Meet America's newest best-selling author -- George Orwell. The past future (although the actual year 1984 did have its Orwellian moments) that the British author and public thinker dreamed up in the late 1940s has finally come to America, and book buyers are responding. Check out the sales for Orwell's dystopian masterwork, 1984:
Sales of George Orwell’s ’1984′ are up 69 percent on Amazon, according to a list on the website.
The book’s 60th anniversary (sic) was on June 6th, amidst a flurry of real-world news stories on secret government surveillance.
Amazon lists the paperback version of the book as the nineteenth biggest book on the “Movers and Shakers” list. The current sales rank is 110.
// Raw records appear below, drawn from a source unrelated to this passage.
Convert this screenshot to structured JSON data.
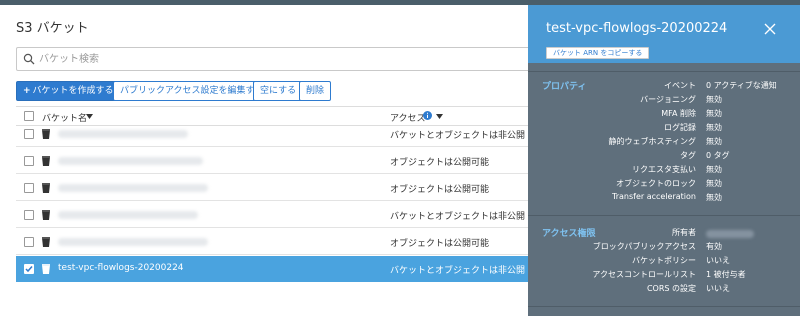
{
  "header": {
    "title": "S3 バケット"
  },
  "search": {
    "placeholder": "バケット検索"
  },
  "toolbar": {
    "create_label": "バケットを作成する",
    "create_plus": "+",
    "edit_public_label": "パブリックアクセス設定を編集する",
    "empty_label": "空にする",
    "delete_label": "削除"
  },
  "table": {
    "col_name": "バケット名",
    "col_access": "アクセス",
    "rows": [
      {
        "name": "",
        "access": "バケットとオブジェクトは非公開",
        "selected": false
      },
      {
        "name": "",
        "access": "オブジェクトは公開可能",
        "selected": false
      },
      {
        "name": "",
        "access": "オブジェクトは公開可能",
        "selected": false
      },
      {
        "name": "",
        "access": "バケットとオブジェクトは非公開",
        "selected": false
      },
      {
        "name": "",
        "access": "オブジェクトは公開可能",
        "selected": false
      },
      {
        "name": "test-vpc-flowlogs-20200224",
        "access": "バケットとオブジェクトは非公開",
        "selected": true
      }
    ]
  },
  "panel": {
    "title": "test-vpc-flowlogs-20200224",
    "copy_arn_label": "バケット ARN をコピーする",
    "properties_label": "プロパティ",
    "properties": [
      {
        "key": "イベント",
        "value": "0 アクティブな通知"
      },
      {
        "key": "バージョニング",
        "value": "無効"
      },
      {
        "key": "MFA 削除",
        "value": "無効"
      },
      {
        "key": "ログ記録",
        "value": "無効"
      },
      {
        "key": "静的ウェブホスティング",
        "value": "無効"
      },
      {
        "key": "タグ",
        "value": "0 タグ"
      },
      {
        "key": "リクエスタ支払い",
        "value": "無効"
      },
      {
        "key": "オブジェクトのロック",
        "value": "無効"
      },
      {
        "key": "Transfer acceleration",
        "value": "無効"
      }
    ],
    "access_label": "アクセス権限",
    "access": [
      {
        "key": "所有者",
        "value": ""
      },
      {
        "key": "ブロックパブリックアクセス",
        "value": "有効"
      },
      {
        "key": "バケットポリシー",
        "value": "いいえ"
      },
      {
        "key": "アクセスコントロールリスト",
        "value": "1 被付与者"
      },
      {
        "key": "CORS の設定",
        "value": "いいえ"
      }
    ]
  },
  "colors": {
    "topbar": "#4a5e6a",
    "primary": "#2e7bcf",
    "selected_row": "#4aa3df",
    "panel_bg": "#5f6f7c",
    "panel_head": "#4b9ad4",
    "section_label": "#7fc3f2"
  },
  "icons": {
    "search": "search-icon",
    "bucket": "bucket-icon",
    "info": "info-icon",
    "sort": "sort-down-icon",
    "close": "close-icon",
    "checkbox": "checkbox-icon"
  }
}
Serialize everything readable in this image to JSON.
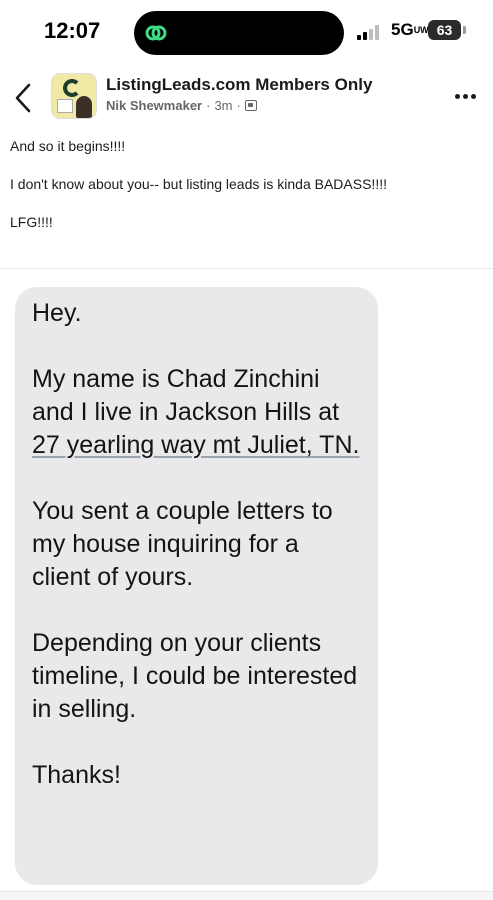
{
  "status_bar": {
    "time": "12:07",
    "network": "5G",
    "network_suffix": "UW",
    "battery": "63"
  },
  "post": {
    "group_name": "ListingLeads.com Members Only",
    "author": "Nik Shewmaker",
    "separator": "·",
    "age": "3m",
    "body": [
      "And so it begins!!!!",
      "I don't know about you-- but listing leads is kinda BADASS!!!!",
      "LFG!!!!"
    ]
  },
  "message": {
    "greeting": "Hey.",
    "intro_before_address": "My name is Chad Zinchini and I live in Jackson Hills at ",
    "address": "27 yearling way mt Juliet, TN.",
    "paragraph_2": "You sent a couple letters to my house inquiring for a client of yours.",
    "paragraph_3": "Depending on your clients timeline, I could be interested in selling.",
    "closing": "Thanks!"
  },
  "icons": {
    "island": "app-link-icon",
    "back": "chevron-left-icon",
    "more": "more-horizontal-icon",
    "audience": "group-icon"
  },
  "colors": {
    "bubble": "#e9e9eb",
    "island_icon": "#3ddc84"
  }
}
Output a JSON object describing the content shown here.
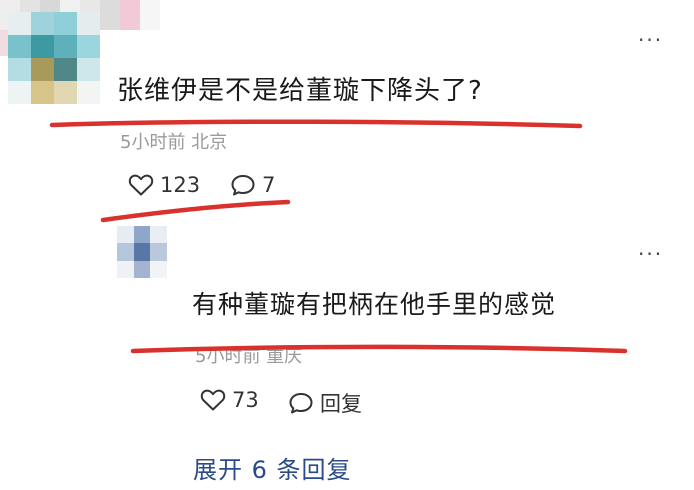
{
  "comments": [
    {
      "text": "张维伊是不是给董璇下降头了?",
      "meta": "5小时前 北京",
      "likes": "123",
      "replies": "7"
    },
    {
      "text": "有种董璇有把柄在他手里的感觉",
      "meta": "5小时前 重庆",
      "likes": "73",
      "reply_label": "回复"
    }
  ],
  "more_label": "···",
  "expand_label": "展开 6 条回复",
  "colors": {
    "annotation_red": "#d9322d",
    "link_blue": "#2a4a8a"
  },
  "icons": [
    "heart-icon",
    "comment-bubble-icon",
    "more-icon"
  ]
}
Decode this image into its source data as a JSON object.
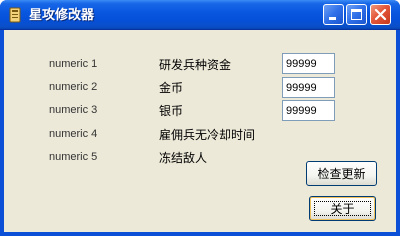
{
  "window": {
    "title": "星攻修改器",
    "controls": {
      "minimize": "minimize-icon",
      "maximize": "maximize-icon",
      "close": "close-icon"
    }
  },
  "rows": [
    {
      "numeric": "numeric 1",
      "label": "研发兵种资金",
      "value": "99999"
    },
    {
      "numeric": "numeric 2",
      "label": "金币",
      "value": "99999"
    },
    {
      "numeric": "numeric 3",
      "label": "银币",
      "value": "99999"
    },
    {
      "numeric": "numeric 4",
      "label": "雇佣兵无冷却时间"
    },
    {
      "numeric": "numeric 5",
      "label": "冻结敌人"
    }
  ],
  "buttons": {
    "check_update": "检查更新",
    "about": "关于"
  },
  "colors": {
    "titlebar": "#0a58e0",
    "window_bg": "#ece9d8",
    "close_button": "#e3573a",
    "field_border": "#7f9db9"
  }
}
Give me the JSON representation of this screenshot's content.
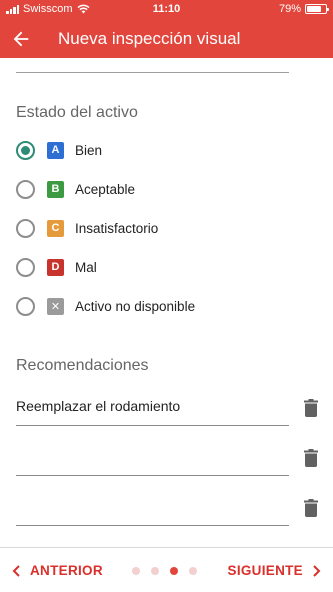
{
  "status_bar": {
    "carrier": "Swisscom",
    "time": "11:10",
    "battery": "79%",
    "battery_level": 0.79
  },
  "app_bar": {
    "title": "Nueva inspección visual",
    "back_icon": "arrow-left-icon"
  },
  "colors": {
    "brand": "#e2453c",
    "radio_selected": "#2e8b77",
    "nav_text": "#d9302c",
    "badge_a": "#2d6fd2",
    "badge_b": "#3c9a43",
    "badge_c": "#e59a3b",
    "badge_d": "#c9332e",
    "badge_x": "#9b9b9b"
  },
  "estado": {
    "title": "Estado del activo",
    "selected_index": 0,
    "options": [
      {
        "badge": "A",
        "label": "Bien"
      },
      {
        "badge": "B",
        "label": "Aceptable"
      },
      {
        "badge": "C",
        "label": "Insatisfactorio"
      },
      {
        "badge": "D",
        "label": "Mal"
      },
      {
        "badge": "✕",
        "label": "Activo no disponible"
      }
    ]
  },
  "recomendaciones": {
    "title": "Recomendaciones",
    "items": [
      {
        "value": "Reemplazar el rodamiento"
      },
      {
        "value": ""
      },
      {
        "value": ""
      }
    ],
    "delete_icon": "trash-icon"
  },
  "footer": {
    "prev_label": "ANTERIOR",
    "next_label": "SIGUIENTE",
    "page_count": 4,
    "current_page": 3
  }
}
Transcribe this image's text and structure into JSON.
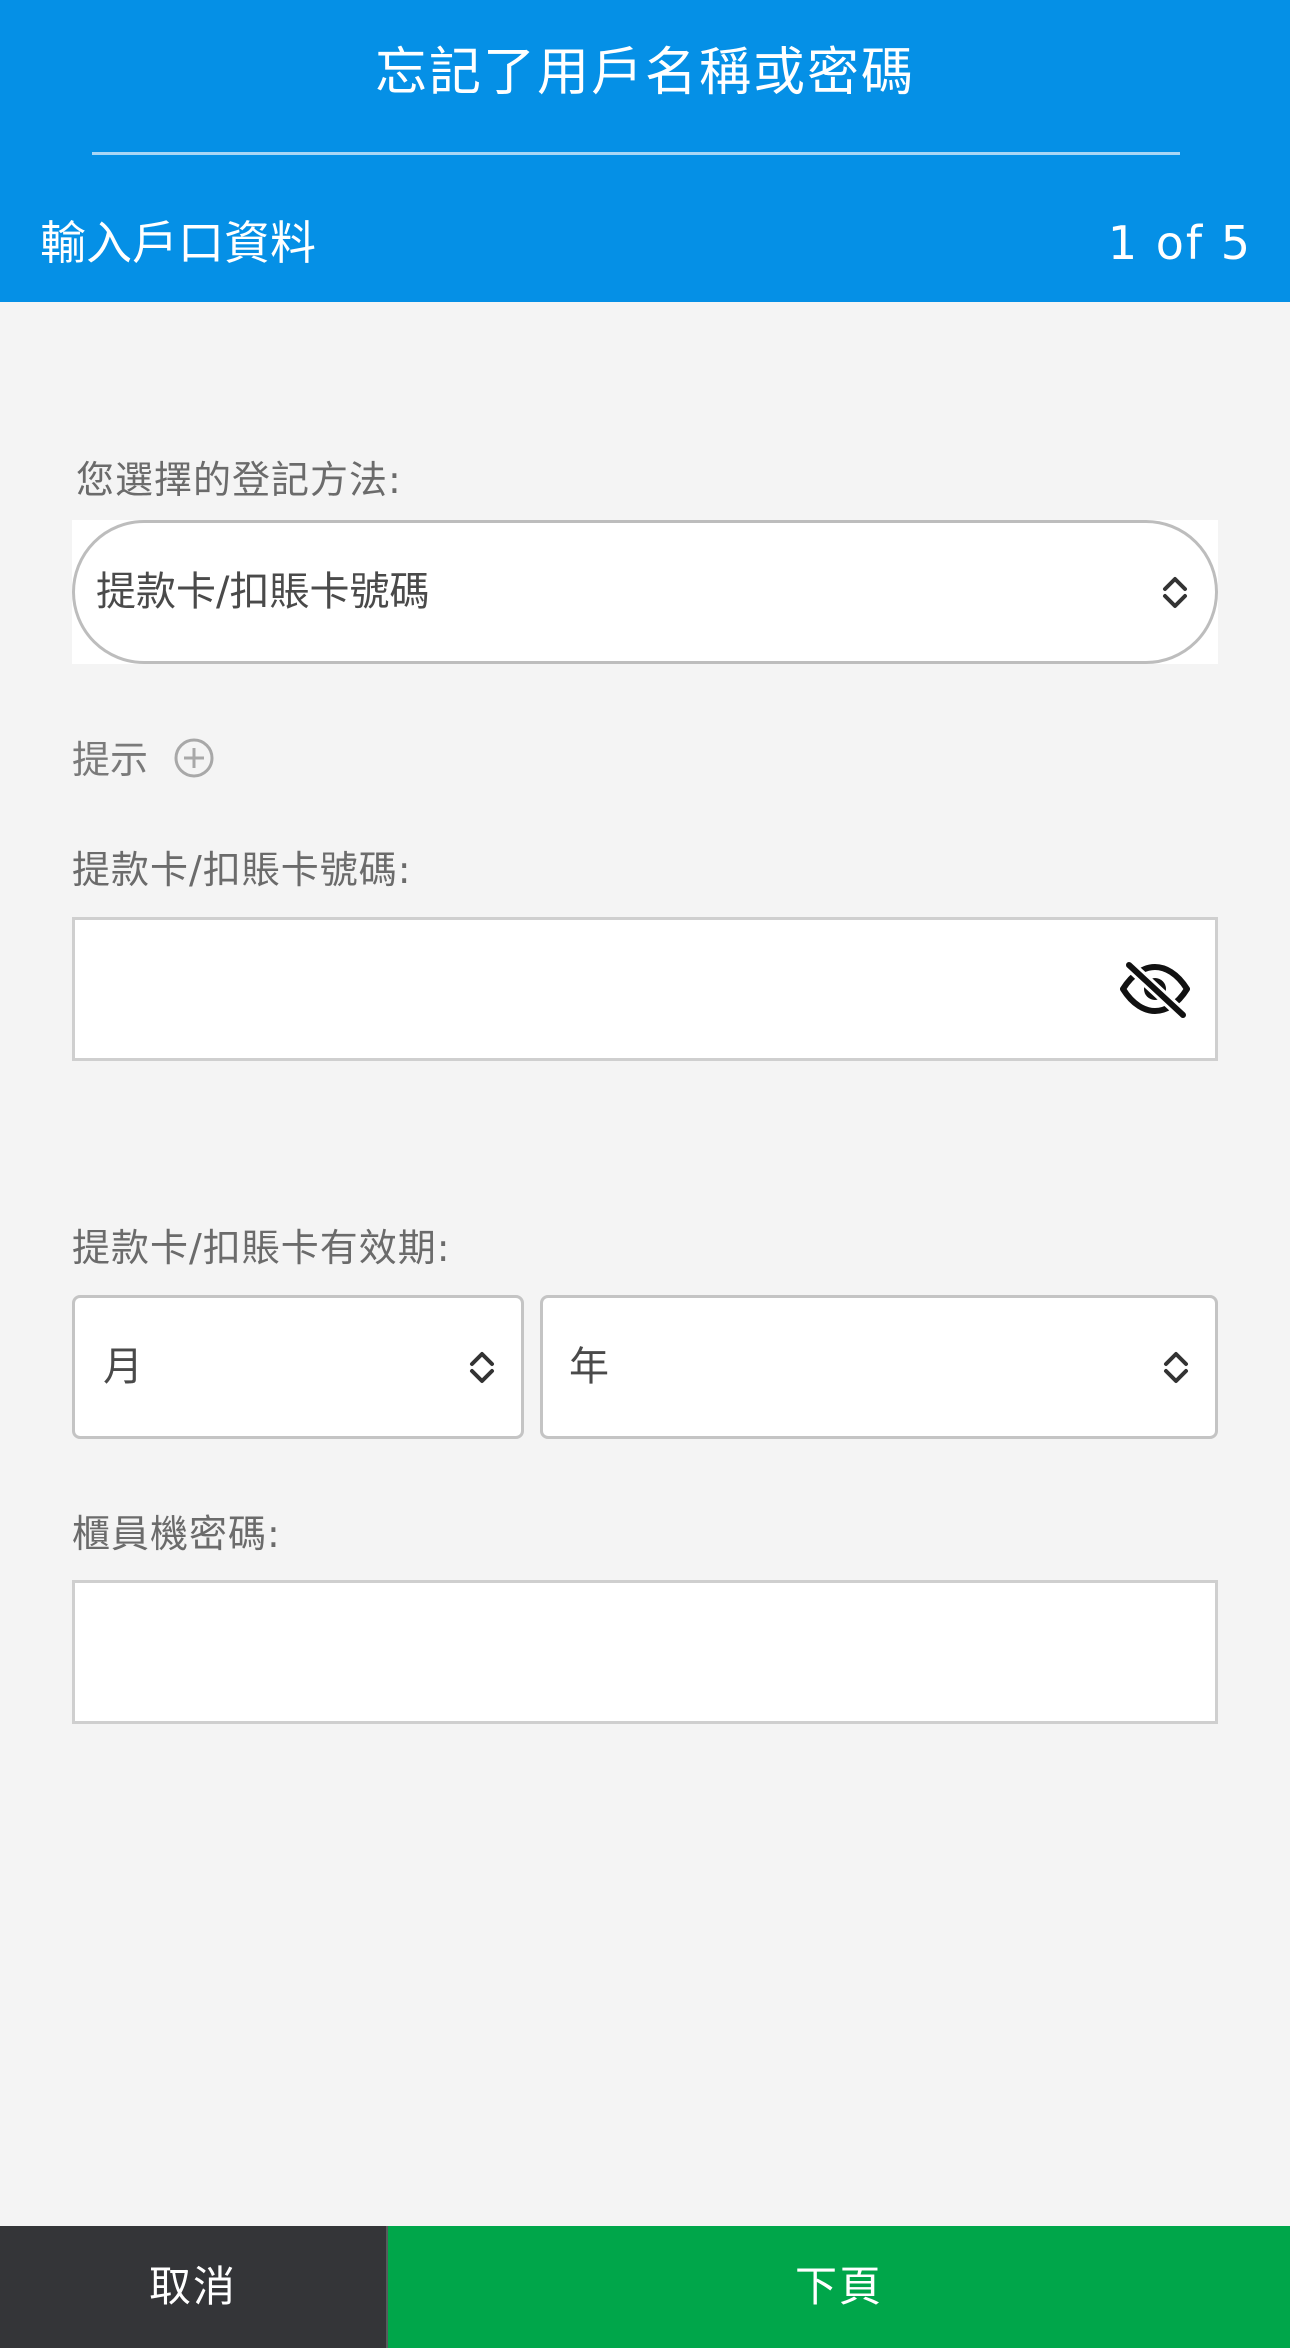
{
  "header": {
    "title": "忘記了用戶名稱或密碼",
    "step_label": "輸入戶口資料",
    "step_count": "1 of 5",
    "background_color": "#0590e6"
  },
  "form": {
    "method_label": "您選擇的登記方法:",
    "method_value": "提款卡/扣賬卡號碼",
    "hint_label": "提示",
    "card_number_label": "提款卡/扣賬卡號碼:",
    "card_number_value": "",
    "expiry_label": "提款卡/扣賬卡有效期:",
    "month_value": "月",
    "year_value": "年",
    "pin_label": "櫃員機密碼:",
    "pin_value": ""
  },
  "icons": {
    "select_chevron": "chevron-up-down-icon",
    "hint_expand": "plus-circle-icon",
    "visibility_toggle": "eye-off-icon"
  },
  "footer": {
    "cancel_label": "取消",
    "next_label": "下頁",
    "cancel_color": "#343538",
    "next_color": "#00a64a"
  }
}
What are people looking for out of Orwell in June of 2013? The answer might be found in some of the quotes from this book:
Doublethink means the power of holding two contradictory beliefs in one's mind simultaneously, and accepting both of them. […] The process has to be conscious, or it would not be carried out with sufficient precision, but it also has to be unconscious, or it would bring with it a feeling of falsity and hence of guilt.
On coins, on stamps, on the covers of books, on banners, on posters, and on the wrappings of a cigarette Packet — everywhere. Always the eyes watching you and the voice enveloping you. Asleep or awake, working or eating, indoors or out of doors, in the bath or in bed — no escape. Nothing was your own except the few cubic centimetres inside your skull.
Being in a minority, even a minority of one, did not make you mad. There was truth and there was untruth, and if you clung to the truth even against the whole world, you were not mad.
The horrible thing about the Two Minutes Hate was not that one was obliged to act a part, but that it was impossible to avoid joining in. Within thirty seconds any pretence was always unnecessary. A hideous ecstasy of fear and vindictiveness, a desire to kill, to torture, to smash faces in with a sledge hammer, seemed to flow through the whole group of people like an electric current, turning one even against one's will into a grimacing, screaming lunatic. And yet the rage that one felt was an abstract, undirected emotion which could be switched from one object to another like the flame of a blowlamp.
The war is waged by each ruling group against its own subjects, and the object of the war is not to make or prevent conquests of territory, but to keep the structure of society intact. The very word "war", therefore, has become misleading. It would probably be accurate to say that by becoming continuous war has ceased to exist.